I was honored when I was asked to present at next week’s Law and Religion Scholars Network Conference at Cardiff University School of Law in Wales. The Center for Law and Religion, a think tank based at the school, has hosted some of the world’s leading scholars on the rapidly intertwining subjects of law, religious organizations and sexual abuse.
They tapped me to speak about a long-running and fascinating topic in my case load: medical records of clerics who have been accused of sexually abusing children. I’ll also discuss Catholic Church-run perpetrator treatment centers on the European continent and the new facility imported from the United States Catholic Bishops: The Saint Luke Institute.
Some of the issues I’ll cover:
- What are abuse victims’ legal rights regarding clerics’ medical records from church-run treatment facilities?
- The church’s notion of “good name” versus the public need for safety and child protection, and
- Recent legal developments regarding the medical records of clerics who have been accused of the sexual abuse of minors.
Then I’ll address some recent church practices, including:
- What have bishops or their staff done upon discovering a cleric has been sent to a medical facility?
- What do they do when they discover medical records for perpetrator treatment in a cleric’s personnel file?
- When a bishop or his staff comes to the conclusion that a cleric would benefit from psychological assessment or a leave of absence to attend an in-house treatment program, how are clerics convinced to go?
- After a cleric has been sent for assessment and/or residential treatment, how do bishops handle the medical records? How do they determine who owns the records?
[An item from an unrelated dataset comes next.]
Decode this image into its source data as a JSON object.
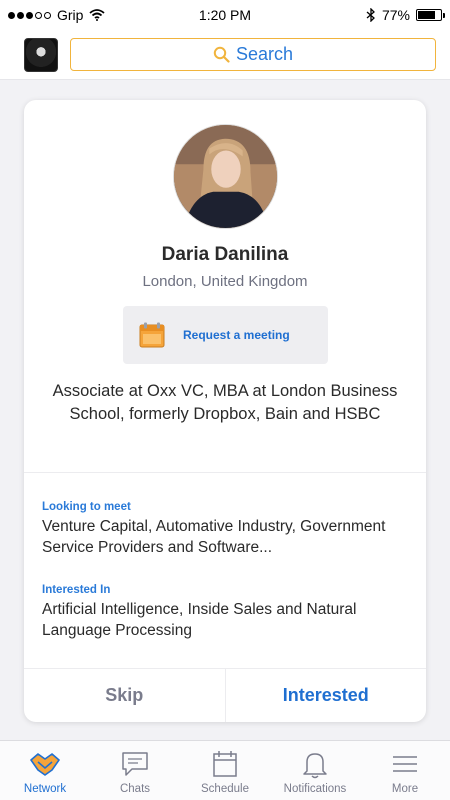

How do they view doctor/patient privacy? How do they keep the records out of the reach of prosecutors?
If you find yourself in Wales next week, be sure to drop by.